Happy Holiday: The Meaning of “Holiday”

The words we use in our languages are seldom new. Most words have origins in Greek, Latin, Sanskrit, in languages that preceded our modern-day words.

I find it interesting to look up the origin of words that are common in our day-to-day world. We do have our present-day use and meaning, filling those words with emotional responses and memories from our own experiences. But many words have origins with meanings long forgotten.

Today I brought focus to the word “holiday”, and sought to find the answer to its origin. This came about as I turned to others and said “have a happy holiday weekend”. The word holiday comes from old English, and means “Holy Day”.

Many of our holidays, at least in years past, were days of religious meaning, and so the term “holy day” truly does fit. Every culture observes its special days, with rituals observed and focus brought to a belief or intention. While those days of observance are still in place they are not always in the general public eye like our national holidays. So days like Halloween give us fun and mischief in great fanfare, with little focus on the fact that it is the eve of the religious “All Saints Day”. Christmas day is seen more for decorations and presents than it is as the birth day of a man known as Jesus, the Christ.

As I walked past a friend today, again saying “happy holidays” I found myself thinking not of the birth or the presents, but drifting off into the phonetic sound of “holiday”. Holly has been used as symbolic decoration during the holiday season, with its interesting design, deep green color, and bright red berries.

This song of holly is an old Christmas carol that dates back to the 17th or 18th century:

The holly and the ivy,
When they are both full grown
Of all the trees that are in the wood
The holly bears the crown.

The holly bears a blossom
As white as lily flower
And Mary bore sweet Jesus Christ
To be our sweet Saviour.

The holly bears a berry
As red as any blood,
And Mary bore sweet Jesus Christ
To do poor sinners good.

The holly bears a prickle
As sharp as any thorn,
And Mary bore sweet Jesus Christ
On Christmas Day in the morn.

The holly bears a bark
As bitter as any gall,
And Mary bore sweet Jesus Christ
For to redeem us all.

The holly and the ivy,
When they are both full grown
Of all the trees that are in the wood
The holly bears the crown.

May your day be merry and bright.
Happy Holidays from IntuitiveMeaning.com

Leave a Reply

Your email address will not be published. Required fields are marked *
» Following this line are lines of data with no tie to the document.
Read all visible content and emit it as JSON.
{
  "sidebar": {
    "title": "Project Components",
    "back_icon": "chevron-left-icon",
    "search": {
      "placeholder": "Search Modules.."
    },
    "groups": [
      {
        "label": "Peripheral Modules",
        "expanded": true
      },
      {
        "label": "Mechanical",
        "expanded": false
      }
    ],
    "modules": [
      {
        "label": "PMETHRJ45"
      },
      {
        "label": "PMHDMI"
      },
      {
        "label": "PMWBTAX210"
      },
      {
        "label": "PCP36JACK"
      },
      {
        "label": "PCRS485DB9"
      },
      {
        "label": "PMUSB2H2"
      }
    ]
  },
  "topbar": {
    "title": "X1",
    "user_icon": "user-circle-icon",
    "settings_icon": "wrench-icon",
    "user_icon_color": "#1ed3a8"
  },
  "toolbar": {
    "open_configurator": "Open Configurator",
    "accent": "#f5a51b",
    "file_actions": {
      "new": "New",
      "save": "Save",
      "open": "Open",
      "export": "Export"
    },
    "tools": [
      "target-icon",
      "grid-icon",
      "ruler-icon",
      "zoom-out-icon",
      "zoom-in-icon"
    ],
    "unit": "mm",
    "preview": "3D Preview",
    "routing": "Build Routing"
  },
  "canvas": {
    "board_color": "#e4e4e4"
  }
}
You may use these HTML tags and attributes: <a href="" title=""> <abbr title=""> <acronym title=""> <b> <blockquote cite=""> <cite> <code> <del datetime=""> <em> <i> <q cite=""> <strike> <strong>